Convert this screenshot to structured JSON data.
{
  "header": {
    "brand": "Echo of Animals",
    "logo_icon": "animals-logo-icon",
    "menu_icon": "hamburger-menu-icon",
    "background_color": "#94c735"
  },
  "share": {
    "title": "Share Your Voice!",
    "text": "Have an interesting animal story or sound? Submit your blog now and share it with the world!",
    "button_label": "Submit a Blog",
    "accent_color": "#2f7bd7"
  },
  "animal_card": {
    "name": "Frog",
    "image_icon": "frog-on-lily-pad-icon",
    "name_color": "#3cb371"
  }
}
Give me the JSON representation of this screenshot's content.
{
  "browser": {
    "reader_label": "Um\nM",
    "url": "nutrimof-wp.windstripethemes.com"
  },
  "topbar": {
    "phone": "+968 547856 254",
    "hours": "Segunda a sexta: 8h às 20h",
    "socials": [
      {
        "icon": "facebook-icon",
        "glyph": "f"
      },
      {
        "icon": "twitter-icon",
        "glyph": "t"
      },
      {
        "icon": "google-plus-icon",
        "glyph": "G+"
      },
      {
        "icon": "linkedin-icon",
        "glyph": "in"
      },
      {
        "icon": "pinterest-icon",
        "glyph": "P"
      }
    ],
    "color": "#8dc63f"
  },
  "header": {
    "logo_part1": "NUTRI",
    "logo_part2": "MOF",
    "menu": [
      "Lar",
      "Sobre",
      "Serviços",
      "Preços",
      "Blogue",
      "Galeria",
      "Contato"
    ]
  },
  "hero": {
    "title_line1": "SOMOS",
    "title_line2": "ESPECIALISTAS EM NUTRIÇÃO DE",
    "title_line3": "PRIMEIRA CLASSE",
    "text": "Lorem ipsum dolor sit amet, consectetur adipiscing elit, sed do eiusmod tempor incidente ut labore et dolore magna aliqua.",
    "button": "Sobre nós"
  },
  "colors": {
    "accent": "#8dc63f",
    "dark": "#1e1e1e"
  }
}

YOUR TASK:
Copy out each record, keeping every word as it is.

RESULT FOR THIS TASK:
Convert this screenshot to structured JSON data.
{
  "header": {
    "brand": "Echo of Animals",
    "logo_icon": "animals-logo-icon",
    "menu_icon": "hamburger-menu-icon",
    "background_color": "#94c735"
  },
  "share": {
    "title": "Share Your Voice!",
    "text": "Have an interesting animal story or sound? Submit your blog now and share it with the world!",
    "button_label": "Submit a Blog",
    "accent_color": "#2f7bd7"
  },
  "animal_card": {
    "name": "Frog",
    "image_icon": "frog-on-lily-pad-icon",
    "name_color": "#3cb371"
  }
}
Give me the JSON representation of this screenshot's content.
{
  "browser": {
    "reader_label": "Um\nM",
    "url": "nutrimof-wp.windstripethemes.com"
  },
  "topbar": {
    "phone": "+968 547856 254",
    "hours": "Segunda a sexta: 8h às 20h",
    "socials": [
      {
        "icon": "facebook-icon",
        "glyph": "f"
      },
      {
        "icon": "twitter-icon",
        "glyph": "t"
      },
      {
        "icon": "google-plus-icon",
        "glyph": "G+"
      },
      {
        "icon": "linkedin-icon",
        "glyph": "in"
      },
      {
        "icon": "pinterest-icon",
        "glyph": "P"
      }
    ],
    "color": "#8dc63f"
  },
  "header": {
    "logo_part1": "NUTRI",
    "logo_part2": "MOF",
    "menu": [
      "Lar",
      "Sobre",
      "Serviços",
      "Preços",
      "Blogue",
      "Galeria",
      "Contato"
    ]
  },
  "hero": {
    "title_line1": "SOMOS",
    "title_line2": "ESPECIALISTAS EM NUTRIÇÃO DE",
    "title_line3": "PRIMEIRA CLASSE",
    "text": "Lorem ipsum dolor sit amet, consectetur adipiscing elit, sed do eiusmod tempor incidente ut labore et dolore magna aliqua.",
    "button": "Sobre nós"
  },
  "colors": {
    "accent": "#8dc63f",
    "dark": "#1e1e1e"
  }
}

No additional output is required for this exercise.